US20070281671 *Aug 20, 2007Dec 6, 2007Mullen Jeffrey DSystems and methods for locating cellular phones and security measures for the same
US20080004059 *Jun 28, 2006Jan 3, 2008Hui FengSystem and method for push to talk direction and services
US20080074321 *Jul 16, 2007Mar 27, 2008Harris Scott CPosition Privacy in an Electronic Device
US20080132250 *Feb 14, 2008Jun 5, 2008Harris Scott CPosition Privacy in an Electronic Device
US20080158016 *May 23, 2007Jul 3, 2008Lucent Technologies IncSystem and method for obtaining location of public transportation vehicles using personal handy-phone system
US20080281510 *May 10, 2007Nov 13, 2008Microsoft CorporationRecommending actions based on context
US20080300779 *Aug 7, 2008Dec 4, 2008Donnelly CorporationNavigation system for a vehicle
US20090023428 *Sep 25, 2007Jan 22, 2009Arya BehzadMethod and system for creating a personalized journal based on collecting links to information and annotating those links for later retrieval
US20090023433 *Sep 28, 2007Jan 22, 2009John WalleyMethod and system for utilizing and modifying user preference information to create context data tags in a wireless system
US20090131080 *Nov 21, 2007May 21, 2009Sima NadlerDevice, System, and Method of Physical Context Based Wireless Communication
US20090154659 *Nov 25, 2008Jun 18, 2009Drew MorinReverse 911 using multicast session internet protocol (SIP) conferencing of voice over internet protocol (VoIP) users
US20090156185 *Dec 12, 2008Jun 18, 2009Drew MorinWireless application protocol (wap) application location based services (lbs)
US20090292466 *Aug 6, 2009Nov 26, 2009Donnelly CorporationNavigation sytem for a vehicle

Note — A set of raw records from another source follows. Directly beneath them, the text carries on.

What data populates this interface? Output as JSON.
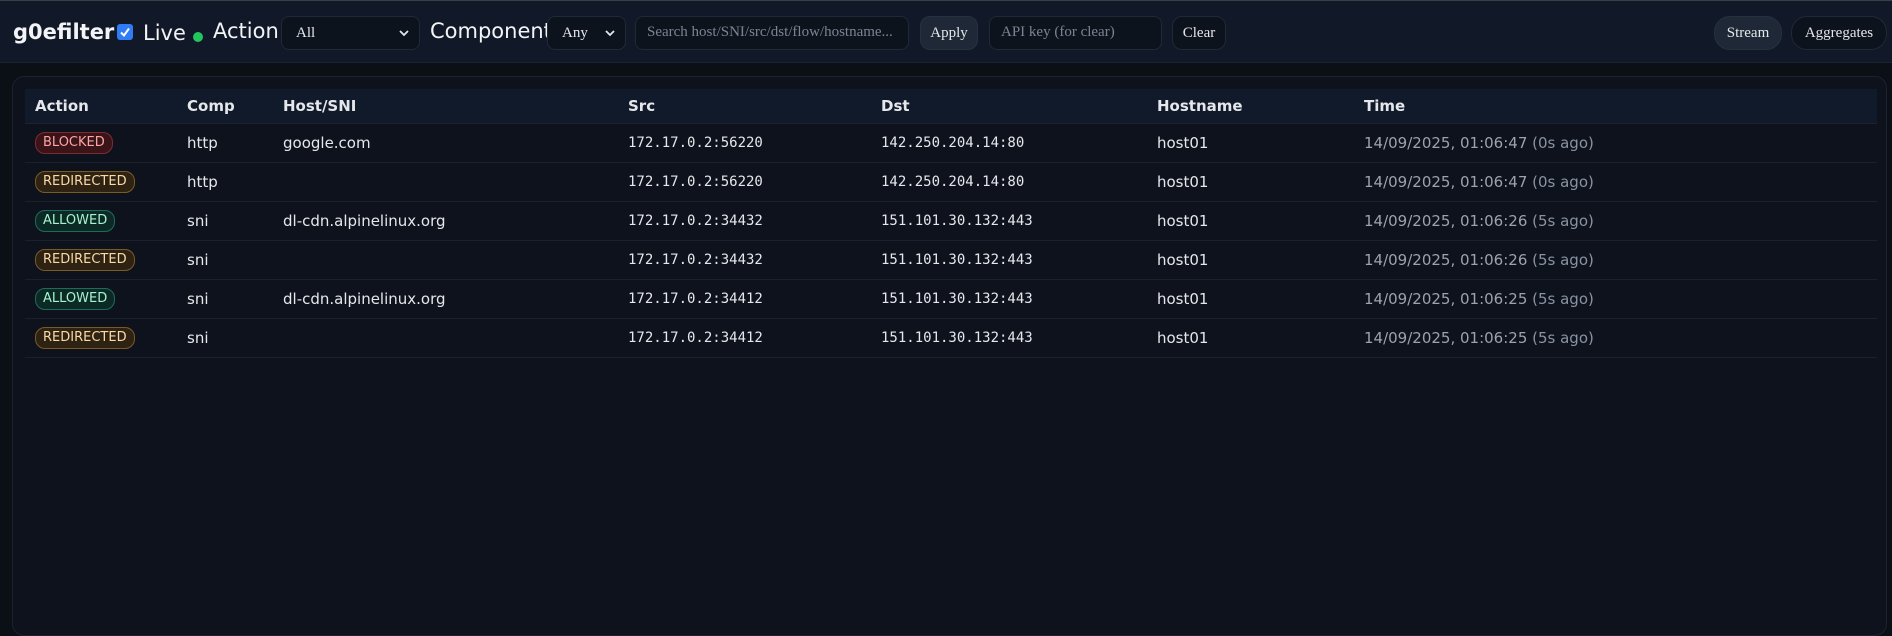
{
  "header": {
    "brand": "g0efilter",
    "live_label": "Live",
    "live_checked": true,
    "action_label": "Action",
    "action_select_value": "All",
    "component_label": "Component",
    "component_select_value": "Any",
    "search_placeholder": "Search host/SNI/src/dst/flow/hostname...",
    "apply_label": "Apply",
    "apikey_placeholder": "API key (for clear)",
    "clear_label": "Clear",
    "stream_label": "Stream",
    "aggregates_label": "Aggregates"
  },
  "colors": {
    "live_dot": "#22c55e",
    "blocked": "#fca5a5",
    "redirected": "#fcd9a6",
    "allowed": "#a7f3d0"
  },
  "table": {
    "columns": [
      "Action",
      "Comp",
      "Host/SNI",
      "Src",
      "Dst",
      "Hostname",
      "Time"
    ],
    "rows": [
      {
        "action": "BLOCKED",
        "comp": "http",
        "host": "google.com",
        "src": "172.17.0.2:56220",
        "dst": "142.250.204.14:80",
        "hostname": "host01",
        "time": "14/09/2025, 01:06:47",
        "ago": "(0s ago)"
      },
      {
        "action": "REDIRECTED",
        "comp": "http",
        "host": "",
        "src": "172.17.0.2:56220",
        "dst": "142.250.204.14:80",
        "hostname": "host01",
        "time": "14/09/2025, 01:06:47",
        "ago": "(0s ago)"
      },
      {
        "action": "ALLOWED",
        "comp": "sni",
        "host": "dl-cdn.alpinelinux.org",
        "src": "172.17.0.2:34432",
        "dst": "151.101.30.132:443",
        "hostname": "host01",
        "time": "14/09/2025, 01:06:26",
        "ago": "(5s ago)"
      },
      {
        "action": "REDIRECTED",
        "comp": "sni",
        "host": "",
        "src": "172.17.0.2:34432",
        "dst": "151.101.30.132:443",
        "hostname": "host01",
        "time": "14/09/2025, 01:06:26",
        "ago": "(5s ago)"
      },
      {
        "action": "ALLOWED",
        "comp": "sni",
        "host": "dl-cdn.alpinelinux.org",
        "src": "172.17.0.2:34412",
        "dst": "151.101.30.132:443",
        "hostname": "host01",
        "time": "14/09/2025, 01:06:25",
        "ago": "(5s ago)"
      },
      {
        "action": "REDIRECTED",
        "comp": "sni",
        "host": "",
        "src": "172.17.0.2:34412",
        "dst": "151.101.30.132:443",
        "hostname": "host01",
        "time": "14/09/2025, 01:06:25",
        "ago": "(5s ago)"
      }
    ]
  }
}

US20100145800 *Feb 5, 2010Jun 10, 2010Redfin CorporationMap-based search for real estate service providers
US20140164315 *Jun 13, 2013Jun 12, 2014Ali GolshanSystem And Method For The Creation Of, Automatic Synchronization Of, And Access To Multi-Cloud Documents That Reside Across Dissimilar Clouds, Devices, And Operating Systems And That Are Accessed By Multiple Dissimilar Applications

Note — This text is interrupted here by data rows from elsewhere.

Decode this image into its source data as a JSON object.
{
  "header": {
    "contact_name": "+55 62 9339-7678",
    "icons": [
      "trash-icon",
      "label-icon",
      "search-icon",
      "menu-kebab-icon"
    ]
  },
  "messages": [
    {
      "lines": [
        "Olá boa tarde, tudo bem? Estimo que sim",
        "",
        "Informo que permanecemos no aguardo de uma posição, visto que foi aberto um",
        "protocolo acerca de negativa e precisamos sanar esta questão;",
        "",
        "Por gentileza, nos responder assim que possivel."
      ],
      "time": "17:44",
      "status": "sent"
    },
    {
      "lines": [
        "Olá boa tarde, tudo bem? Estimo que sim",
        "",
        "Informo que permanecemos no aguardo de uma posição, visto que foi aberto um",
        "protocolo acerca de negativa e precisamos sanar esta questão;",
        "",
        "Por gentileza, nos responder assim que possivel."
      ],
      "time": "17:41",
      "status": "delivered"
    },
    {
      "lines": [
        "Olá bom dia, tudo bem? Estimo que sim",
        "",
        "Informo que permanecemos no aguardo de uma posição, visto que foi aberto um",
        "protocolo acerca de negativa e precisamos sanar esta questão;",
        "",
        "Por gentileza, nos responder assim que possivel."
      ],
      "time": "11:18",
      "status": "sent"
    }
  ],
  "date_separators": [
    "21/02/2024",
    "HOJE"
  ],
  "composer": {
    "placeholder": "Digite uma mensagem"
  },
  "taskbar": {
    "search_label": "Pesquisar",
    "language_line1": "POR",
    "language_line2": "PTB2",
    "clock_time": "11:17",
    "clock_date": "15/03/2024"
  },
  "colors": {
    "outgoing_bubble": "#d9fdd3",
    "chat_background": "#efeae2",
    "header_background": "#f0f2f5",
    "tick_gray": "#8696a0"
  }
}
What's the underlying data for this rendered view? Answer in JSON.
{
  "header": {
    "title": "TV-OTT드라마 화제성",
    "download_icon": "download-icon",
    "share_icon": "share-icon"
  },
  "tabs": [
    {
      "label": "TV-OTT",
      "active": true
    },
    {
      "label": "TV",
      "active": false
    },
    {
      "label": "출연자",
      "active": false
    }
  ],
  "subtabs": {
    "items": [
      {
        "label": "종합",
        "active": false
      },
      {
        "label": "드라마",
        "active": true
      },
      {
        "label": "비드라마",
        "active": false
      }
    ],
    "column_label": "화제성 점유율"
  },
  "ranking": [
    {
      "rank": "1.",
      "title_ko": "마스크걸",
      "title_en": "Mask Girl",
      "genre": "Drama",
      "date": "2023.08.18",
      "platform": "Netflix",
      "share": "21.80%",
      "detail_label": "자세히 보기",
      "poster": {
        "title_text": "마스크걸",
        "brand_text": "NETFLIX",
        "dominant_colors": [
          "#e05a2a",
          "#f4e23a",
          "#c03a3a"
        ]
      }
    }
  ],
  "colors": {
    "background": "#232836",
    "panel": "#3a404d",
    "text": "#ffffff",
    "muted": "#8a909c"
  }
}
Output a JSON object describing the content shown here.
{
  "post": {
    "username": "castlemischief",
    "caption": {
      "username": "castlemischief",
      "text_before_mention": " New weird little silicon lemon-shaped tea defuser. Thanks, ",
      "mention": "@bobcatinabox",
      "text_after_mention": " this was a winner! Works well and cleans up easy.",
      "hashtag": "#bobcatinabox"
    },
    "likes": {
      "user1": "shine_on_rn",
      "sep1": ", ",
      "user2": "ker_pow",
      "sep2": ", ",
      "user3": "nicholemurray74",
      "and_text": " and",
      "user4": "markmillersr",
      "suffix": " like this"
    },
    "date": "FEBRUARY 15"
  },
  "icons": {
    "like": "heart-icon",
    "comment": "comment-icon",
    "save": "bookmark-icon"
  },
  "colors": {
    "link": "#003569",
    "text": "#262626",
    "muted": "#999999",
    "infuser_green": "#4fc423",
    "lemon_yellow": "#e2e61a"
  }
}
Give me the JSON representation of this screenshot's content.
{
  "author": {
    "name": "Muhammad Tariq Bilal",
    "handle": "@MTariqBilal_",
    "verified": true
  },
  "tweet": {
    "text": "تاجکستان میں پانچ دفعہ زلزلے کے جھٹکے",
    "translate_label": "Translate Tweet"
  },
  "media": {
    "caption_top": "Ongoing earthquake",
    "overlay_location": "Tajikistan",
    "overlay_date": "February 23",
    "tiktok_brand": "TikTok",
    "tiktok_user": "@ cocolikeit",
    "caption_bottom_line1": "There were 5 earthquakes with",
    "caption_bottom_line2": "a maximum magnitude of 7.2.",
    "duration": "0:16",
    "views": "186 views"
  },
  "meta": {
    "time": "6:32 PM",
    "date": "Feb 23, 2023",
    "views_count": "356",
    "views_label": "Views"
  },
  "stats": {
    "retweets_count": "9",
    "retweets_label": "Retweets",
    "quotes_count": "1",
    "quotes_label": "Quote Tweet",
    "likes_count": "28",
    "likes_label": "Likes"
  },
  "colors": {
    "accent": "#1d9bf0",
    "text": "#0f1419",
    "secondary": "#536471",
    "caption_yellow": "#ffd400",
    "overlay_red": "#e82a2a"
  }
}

US20140378163 *Sep 5, 2014Dec 25, 2014Blackberry LimitedSystems and methods for location tracking notification
US20160261982 *May 16, 2016Sep 8, 2016Telecommunication Systems, Inc.Wireless application protocol (wap) application location based services (lbs)
USRE44876Oct 19, 2011Apr 29, 2014Facebook, Inc.Proximity search methods using tiles to represent geographical zones

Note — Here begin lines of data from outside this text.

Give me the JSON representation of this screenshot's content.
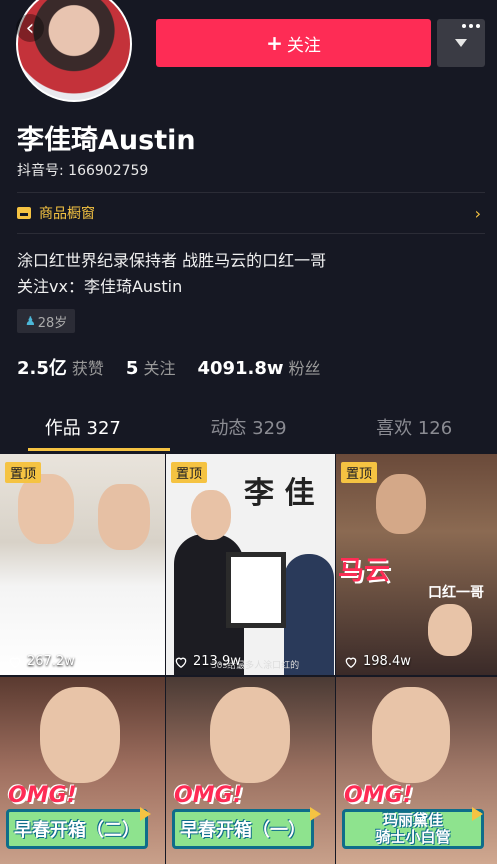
{
  "header": {
    "back_icon": "chevron-left-icon",
    "follow_label": "关注",
    "more_icon": "ellipsis-icon"
  },
  "profile": {
    "name": "李佳琦Austin",
    "douyin_id": "抖音号: 166902759",
    "shop_label": "商品橱窗",
    "bio_line1": "涂口红世界纪录保持者 战胜马云的口红一哥",
    "bio_line2": "关注vx：李佳琦Austin",
    "age_tag": "28岁"
  },
  "stats": {
    "likes_value": "2.5亿",
    "likes_label": "获赞",
    "following_value": "5",
    "following_label": "关注",
    "followers_value": "4091.8w",
    "followers_label": "粉丝"
  },
  "tabs": [
    {
      "label": "作品 327",
      "active": true
    },
    {
      "label": "动态 329",
      "active": false
    },
    {
      "label": "喜欢 126",
      "active": false
    }
  ],
  "videos": [
    {
      "pinned": "置顶",
      "likes": "267.2w"
    },
    {
      "pinned": "置顶",
      "likes": "213.9w",
      "overlay": "李 佳",
      "sub": "30s给最多人涂口红的"
    },
    {
      "pinned": "置顶",
      "likes": "198.4w",
      "overlay": "马云",
      "overlay2": "口红一哥"
    },
    {
      "omg": "OMG!",
      "caption": "早春开箱（二）"
    },
    {
      "omg": "OMG!",
      "caption": "早春开箱（一）"
    },
    {
      "omg": "OMG!",
      "caption_line1": "玛丽黛佳",
      "caption_line2": "骑士小白管"
    }
  ],
  "colors": {
    "background": "#161823",
    "accent": "#fe2c55",
    "gold": "#f5c342"
  }
}
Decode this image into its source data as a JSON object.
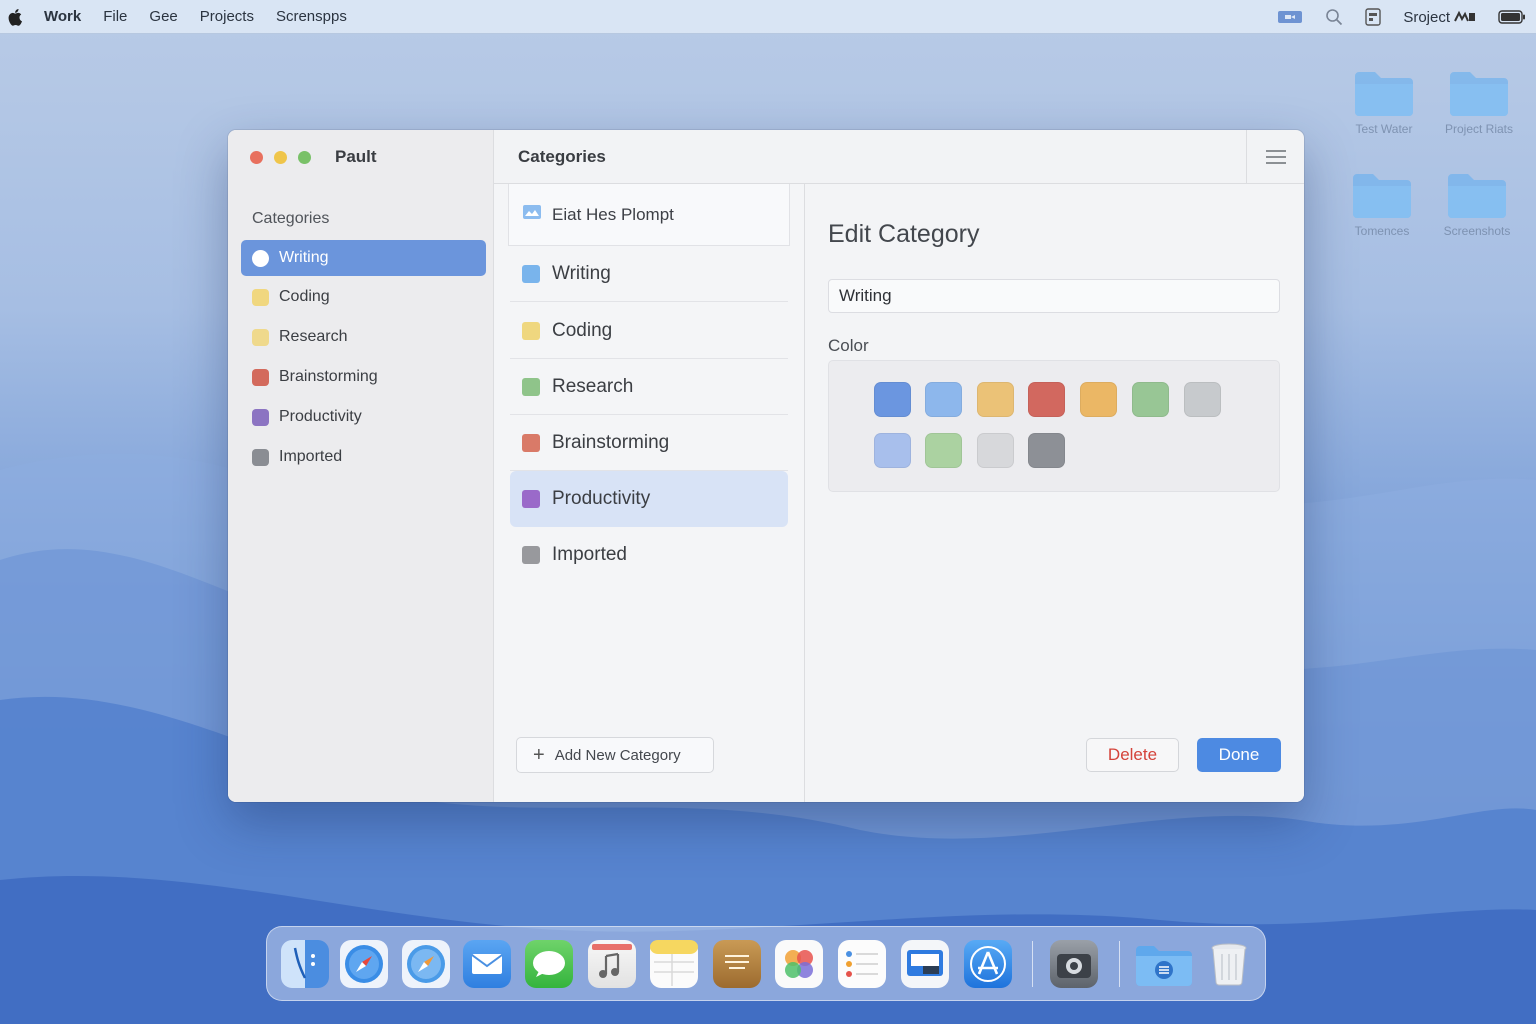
{
  "menubar": {
    "items": [
      "Work",
      "File",
      "Gee",
      "Projects",
      "Screnspps"
    ],
    "right_label": "Sroject"
  },
  "desktop": {
    "icons": [
      {
        "label": "Test Water"
      },
      {
        "label": "Project Riats"
      },
      {
        "label": "Tomences"
      },
      {
        "label": "Screenshots"
      }
    ]
  },
  "window": {
    "title": "Pault",
    "middle_title": "Categories"
  },
  "sidebar": {
    "heading": "Categories",
    "items": [
      {
        "label": "Writing",
        "color": "#ffffff",
        "active": true
      },
      {
        "label": "Coding",
        "color": "#f0d77f"
      },
      {
        "label": "Research",
        "color": "#efd98c"
      },
      {
        "label": "Brainstorming",
        "color": "#d36a5c"
      },
      {
        "label": "Productivity",
        "color": "#8c74c2"
      },
      {
        "label": "Imported",
        "color": "#8a8d93"
      }
    ]
  },
  "list": {
    "prompt_card": "Eiat Hes Plompt",
    "items": [
      {
        "label": "Writing",
        "color": "#79b4ec"
      },
      {
        "label": "Coding",
        "color": "#efd77f"
      },
      {
        "label": "Research",
        "color": "#8fc48a"
      },
      {
        "label": "Brainstorming",
        "color": "#d97a68"
      },
      {
        "label": "Productivity",
        "color": "#9a6ac9",
        "active": true
      },
      {
        "label": "Imported",
        "color": "#98999d"
      }
    ],
    "add_button": "Add New Category"
  },
  "edit": {
    "title": "Edit Category",
    "name_value": "Writing",
    "color_label": "Color",
    "swatches": [
      "#6b96e0",
      "#8db7ec",
      "#ebc277",
      "#d2685f",
      "#ebb765",
      "#98c695",
      "#c7cacd",
      "#a8bfec",
      "#abd2a1",
      "#d7d8db",
      "#8d9096"
    ],
    "delete_label": "Delete",
    "done_label": "Done"
  }
}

DE102004044205A1 *Sep 6, 2004Sep 15, 2005Siemens AgTravel information provision system for use by a public transport passenger comprises a personal device with input and communication means and a central infrastructure linked to public transport services
Classifications
U.S. Classification455/456.1, 455/433, 455/432.3
International ClassificationH04L29/08, H04W8/08, H04W4/02, H04W80/00
Cooperative ClassificationH04L67/306, H04L67/04, H04W8/08, H04W4/02, H04W80/00
European ClassificationH04L29/08N3, H04L29/08N29U, H04W8/08
Legal Events
DateCodeEventDescription
Nov 25, 2003ASAssignment
Owner name: NOKIA CORPORATION, FINLAND
Free format text: ASSIGNMENT OF ASSIGNORS INTEREST;ASSIGNORS:BERNAS, ANETTE;HEISKA, JUKKA;NIHTILA, JUKKA;AND OTHERS;REEL/FRAME:014724/0452;SIGNING DATES FROM 20030910 TO 20030922
Owner name: NOKIA CORPORATION, FINLAND
Free format text: ASSIGNMENT OF ASSIGNORS INTEREST;ASSIGNORS:BERNAS, ANETTE;HEISKA, JUKKA;NIHTILA, JUKKA;AND OTHERS;SIGNING DATES FROM 20030910 TO 20030922;REEL/FRAME:014724/0452
Mar 11, 2015FPAYFee payment
Year of fee payment: 4
May 6, 2015ASAssignment
Owner name: NOKIA TECHNOLOGIES OY, FINLAND
Free format text: ASSIGNMENT OF ASSIGNORS INTEREST;ASSIGNOR:NOKIA CORPORATION;REEL/FRAME:035581/0242
Effective date: 20150116